uh, No. Not at all. No way, no how. I do NOT want my ex- to be superficially, artificially “happy.” I want him to be converted. I want him to be redeemed. I want him to be the good man I loved and wanted to spend my life with – energetic, cheerful, intelligent, and fervent in his beliefs – so that he can know bone-deep and abiding JOY, and peace.

No. None of this shellacking of worldly postmodern relativism that says whatever blows your skirt up is your entitlted path to some kind of saccharine emotive experience we call “happiness.”

There are rules to follow. When we violate the rules, the principles under which God created us, we forfeit happiness. When we follow the rules, we know great peace and genuine joy, regardless of our superficial circumstances.
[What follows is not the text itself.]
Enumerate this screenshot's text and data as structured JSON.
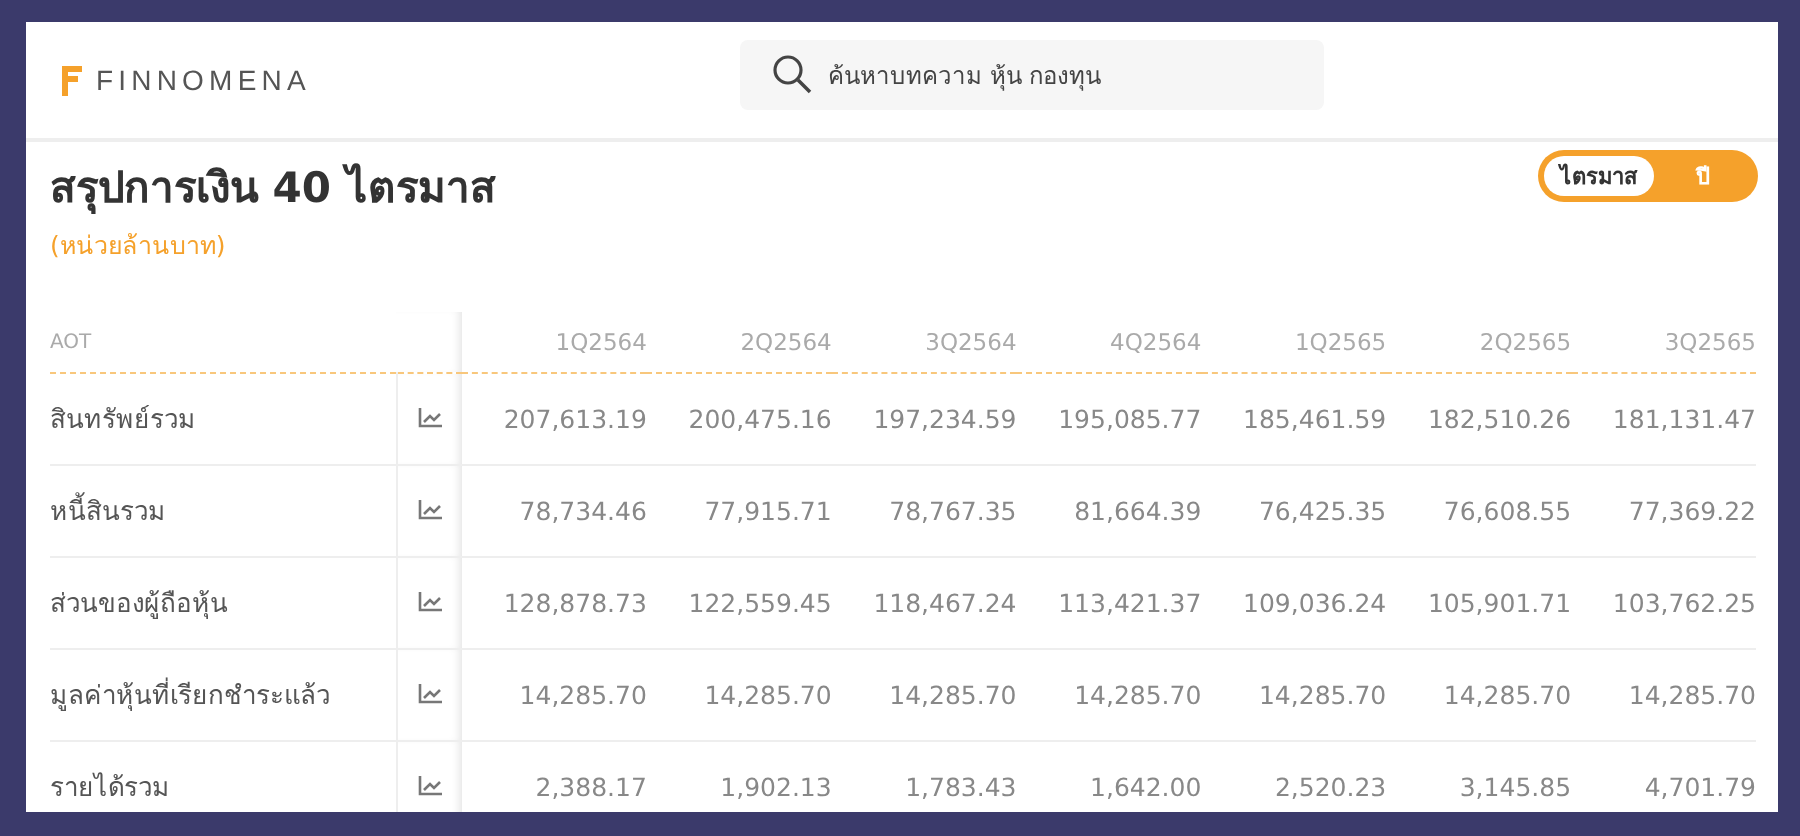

Being married to a homosexual was hard. It was painful. It was bleak enough I used to go to bed at night, begging God not to make me wake up the next morning. Now I know why He kept making me wake up: so I could know what it’s like to pass through a Purgatorial fire and to come out the other side, soul not only intact but stronger and clearer-sighted than ever, heart capable of even more, and more fervent, love.

Discovering that the man you loved is homosexual is like finding yourself in the epicenter of an earthquake. The ground of your married life, and that is pretty much the whole of our life as women, just opens wide; something suddenly, violently shakes and threatens to swallow you up whole. You knew something was badly wrong, but you never expected – !

But there is joy to be found. I thought I stood at the brink of Hell; it turned out to be Purgatory.

I’ve discovered that there is a lot of common ground shared by women formerly married to homosexuals.

So I’m going to tell the story.

If you, or anyone you know, has shared this experience, I’d like to talk to you/her. You can email me at the address at the top of the right-hand column bar, or leave me a message in the message box, below my info.